Event Date: 30 April 2014
The Institute of Advanced Study
Millburn Hill Road
University of Warwick Science Park
The Kent Law School presents:
An ESRC Seminar Series
Seminar 4: Protest, Precarisation, Possibility
Increasingly, private law appears in the the government of unruly political movement and resistance – through the privatisation of public space and the designation of protest as trespass; through the contractualisation of public services and the discipline of labour; through the generation of private spheres where government power is deployed in unanticipated ways. How should we characterise the experience of government through private law? What vulnerabilities does private law highlight in those it governs? To what extent does private law confer overlooked capacities on troublesome actors, which can generate new strategies of resistance?
Brenna Bhandar – Private Publics: juridical conceptions of the public good
The concept of the public, particularly as it relates to the notion of public interest, is amorphous; its meaning and contours ill defined. The concept of the public appears in the guise of the public interest, informing both criminal and civil law, and government policy. The concept of the public good undergirds social welfare law; and the notion of public benefit defines the parameters in which Third Sector private institutions can benefit from state subsidies. In the face of legal judgments that justify punitive police action and harsh sentencing on the basis of “public interest”, one may well wonder who and what constitute this “public”, and whose interests are being defended. The notion of the public as a particular constituency of citizens and non-citizens, as the space that shapes public action, discourse and politics, is a commonly held perception, perhaps even an expectation, that apparently has little to do with the juridical contours of this concept.
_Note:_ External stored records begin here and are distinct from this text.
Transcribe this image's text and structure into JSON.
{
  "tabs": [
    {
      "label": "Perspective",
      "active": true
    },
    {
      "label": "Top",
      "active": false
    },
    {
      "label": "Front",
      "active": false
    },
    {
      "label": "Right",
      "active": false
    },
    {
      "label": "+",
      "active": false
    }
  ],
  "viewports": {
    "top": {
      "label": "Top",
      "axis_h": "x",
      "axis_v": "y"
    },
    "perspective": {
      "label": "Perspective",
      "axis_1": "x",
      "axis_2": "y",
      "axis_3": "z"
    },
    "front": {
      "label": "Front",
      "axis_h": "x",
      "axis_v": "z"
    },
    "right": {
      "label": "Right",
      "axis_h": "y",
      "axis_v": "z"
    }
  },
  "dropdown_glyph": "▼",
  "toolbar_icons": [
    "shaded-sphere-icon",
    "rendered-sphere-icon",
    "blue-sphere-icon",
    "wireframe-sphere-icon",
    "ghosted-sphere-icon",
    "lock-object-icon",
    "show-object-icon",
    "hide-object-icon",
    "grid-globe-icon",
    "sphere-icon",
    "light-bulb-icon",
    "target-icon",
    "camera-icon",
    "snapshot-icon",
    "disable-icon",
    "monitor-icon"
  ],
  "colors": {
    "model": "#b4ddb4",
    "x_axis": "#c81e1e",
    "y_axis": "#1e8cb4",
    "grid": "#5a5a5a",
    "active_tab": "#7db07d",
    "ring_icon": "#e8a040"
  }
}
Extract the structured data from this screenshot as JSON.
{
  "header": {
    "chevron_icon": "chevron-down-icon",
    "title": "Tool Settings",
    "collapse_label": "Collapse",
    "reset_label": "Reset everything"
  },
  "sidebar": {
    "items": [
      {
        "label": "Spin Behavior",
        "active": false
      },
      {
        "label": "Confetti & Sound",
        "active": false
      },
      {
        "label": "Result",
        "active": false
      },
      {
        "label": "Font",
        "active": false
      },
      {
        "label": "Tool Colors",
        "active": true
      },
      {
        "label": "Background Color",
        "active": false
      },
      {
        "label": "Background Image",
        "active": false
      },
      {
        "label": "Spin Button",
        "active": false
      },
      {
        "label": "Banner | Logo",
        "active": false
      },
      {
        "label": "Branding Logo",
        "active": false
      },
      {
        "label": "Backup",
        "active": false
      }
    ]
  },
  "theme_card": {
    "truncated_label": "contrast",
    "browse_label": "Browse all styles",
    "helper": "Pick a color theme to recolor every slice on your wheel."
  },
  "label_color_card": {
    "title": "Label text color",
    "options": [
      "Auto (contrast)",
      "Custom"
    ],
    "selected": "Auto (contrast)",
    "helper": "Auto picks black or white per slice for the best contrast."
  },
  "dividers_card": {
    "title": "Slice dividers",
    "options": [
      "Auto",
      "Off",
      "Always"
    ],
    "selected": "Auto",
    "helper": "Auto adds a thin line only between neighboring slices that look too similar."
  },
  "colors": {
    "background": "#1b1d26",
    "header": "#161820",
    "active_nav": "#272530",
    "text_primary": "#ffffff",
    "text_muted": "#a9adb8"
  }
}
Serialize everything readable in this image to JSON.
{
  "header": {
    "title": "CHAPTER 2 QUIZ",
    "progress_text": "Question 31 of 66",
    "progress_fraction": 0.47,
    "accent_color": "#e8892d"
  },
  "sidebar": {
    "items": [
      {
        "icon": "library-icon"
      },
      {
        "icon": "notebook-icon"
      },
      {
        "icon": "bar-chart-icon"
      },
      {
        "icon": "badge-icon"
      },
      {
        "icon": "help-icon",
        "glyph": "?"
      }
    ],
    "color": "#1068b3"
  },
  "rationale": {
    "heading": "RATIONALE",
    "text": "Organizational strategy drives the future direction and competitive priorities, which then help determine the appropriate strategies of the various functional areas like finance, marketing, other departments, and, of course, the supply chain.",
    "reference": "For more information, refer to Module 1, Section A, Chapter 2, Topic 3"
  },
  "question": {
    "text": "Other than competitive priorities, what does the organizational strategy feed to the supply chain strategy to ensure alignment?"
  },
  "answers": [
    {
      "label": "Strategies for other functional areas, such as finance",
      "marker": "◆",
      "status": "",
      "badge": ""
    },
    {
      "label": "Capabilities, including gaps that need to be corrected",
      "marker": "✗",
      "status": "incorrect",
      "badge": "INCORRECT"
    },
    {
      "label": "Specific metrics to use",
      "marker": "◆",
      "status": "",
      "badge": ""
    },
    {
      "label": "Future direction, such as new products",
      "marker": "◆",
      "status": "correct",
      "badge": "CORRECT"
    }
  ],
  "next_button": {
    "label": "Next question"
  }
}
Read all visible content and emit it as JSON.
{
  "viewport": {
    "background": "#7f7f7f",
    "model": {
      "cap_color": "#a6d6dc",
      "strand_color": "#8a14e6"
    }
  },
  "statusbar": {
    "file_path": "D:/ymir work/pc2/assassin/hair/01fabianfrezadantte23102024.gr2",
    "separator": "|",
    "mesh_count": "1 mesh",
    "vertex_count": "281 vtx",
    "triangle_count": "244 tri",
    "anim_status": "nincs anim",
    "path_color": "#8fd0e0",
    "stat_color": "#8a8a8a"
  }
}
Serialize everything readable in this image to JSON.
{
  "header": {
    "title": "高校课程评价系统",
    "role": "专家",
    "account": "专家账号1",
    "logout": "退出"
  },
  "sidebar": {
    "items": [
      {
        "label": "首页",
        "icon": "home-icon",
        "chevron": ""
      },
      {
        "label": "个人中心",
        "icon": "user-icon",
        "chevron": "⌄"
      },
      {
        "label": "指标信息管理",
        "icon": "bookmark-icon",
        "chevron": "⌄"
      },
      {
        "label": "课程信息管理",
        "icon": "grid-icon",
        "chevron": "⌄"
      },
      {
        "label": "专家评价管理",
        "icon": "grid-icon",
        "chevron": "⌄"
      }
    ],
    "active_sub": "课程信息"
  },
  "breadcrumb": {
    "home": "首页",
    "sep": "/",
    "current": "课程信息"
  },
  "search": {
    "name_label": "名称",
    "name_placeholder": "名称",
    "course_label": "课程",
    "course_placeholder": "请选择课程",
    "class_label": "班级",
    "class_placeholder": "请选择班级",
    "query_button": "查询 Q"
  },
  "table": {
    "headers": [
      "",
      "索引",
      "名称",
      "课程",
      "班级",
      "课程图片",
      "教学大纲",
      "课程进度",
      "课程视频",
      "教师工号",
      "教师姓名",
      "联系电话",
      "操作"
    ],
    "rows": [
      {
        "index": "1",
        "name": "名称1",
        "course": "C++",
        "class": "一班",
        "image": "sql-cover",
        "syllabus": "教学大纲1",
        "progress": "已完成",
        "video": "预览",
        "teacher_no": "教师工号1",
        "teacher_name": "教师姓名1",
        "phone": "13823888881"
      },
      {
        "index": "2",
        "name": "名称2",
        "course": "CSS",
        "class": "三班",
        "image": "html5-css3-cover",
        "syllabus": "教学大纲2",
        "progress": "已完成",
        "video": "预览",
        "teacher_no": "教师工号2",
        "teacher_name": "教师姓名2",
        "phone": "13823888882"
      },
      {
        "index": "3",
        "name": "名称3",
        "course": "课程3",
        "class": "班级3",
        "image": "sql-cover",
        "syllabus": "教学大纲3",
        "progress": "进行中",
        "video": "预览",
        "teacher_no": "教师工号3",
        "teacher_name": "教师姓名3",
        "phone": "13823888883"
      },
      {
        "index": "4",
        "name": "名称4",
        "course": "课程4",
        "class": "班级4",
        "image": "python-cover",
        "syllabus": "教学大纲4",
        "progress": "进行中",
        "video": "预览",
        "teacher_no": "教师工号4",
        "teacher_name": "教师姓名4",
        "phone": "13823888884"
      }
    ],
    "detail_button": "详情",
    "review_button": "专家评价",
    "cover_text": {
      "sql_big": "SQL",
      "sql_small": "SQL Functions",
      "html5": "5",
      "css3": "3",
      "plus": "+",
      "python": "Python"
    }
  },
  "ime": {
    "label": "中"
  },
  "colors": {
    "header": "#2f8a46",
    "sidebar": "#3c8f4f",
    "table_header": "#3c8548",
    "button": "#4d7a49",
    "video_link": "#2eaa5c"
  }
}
In this paper, I argue that the predominant notion of the public historically developed in the common law tradition is reminiscent of the agora (as a public and political space open to male landowners and the elite) rather than a commons. The public, with the brief exception of state social welfare policies, has historically made reference to landowners in 18th and 19th century parlance, and in a contemporary idiom, the tax-paying and employed classes. I argue that there are four broadly identifiable categories of “public” that primarily revolve around the need to secure private rights (namely property, but others parasitic on property, such as privacy). The first category includes public interest and public immunity as it relates to governance. Putting a break on state action that might breach the public interest, defined by such things as the right to privacy, this notion of ‘the public’ posits the state in opposition to a public defined by private, individual concerns. The second category includes a concept of the public that is negatively defined as a threat to private interests and state security, embodied in public offences and order legislation, and is primarily concerned with police powers. The third category includes a notion of the public defined by universal access to education, health and housing. In this third category, I argue that we witnessed a short-lived but social democratic and progressive conceptualisation of the public good, which lasted approximately 40 to 50 years during the 20th century. The fourth and final category relates to the charitable concept of public benefit, where the concept of the public includes (and indeed, promotes) the private interests of the wealthy. Public in the charitable law context is juxtaposed with another category, that of the poor. This general taxonomy of different concepts of the ‘public’ demonstrates how “public interest” has overwhelmingly been shaped by the desire to protect and securitise variously inflected private interests.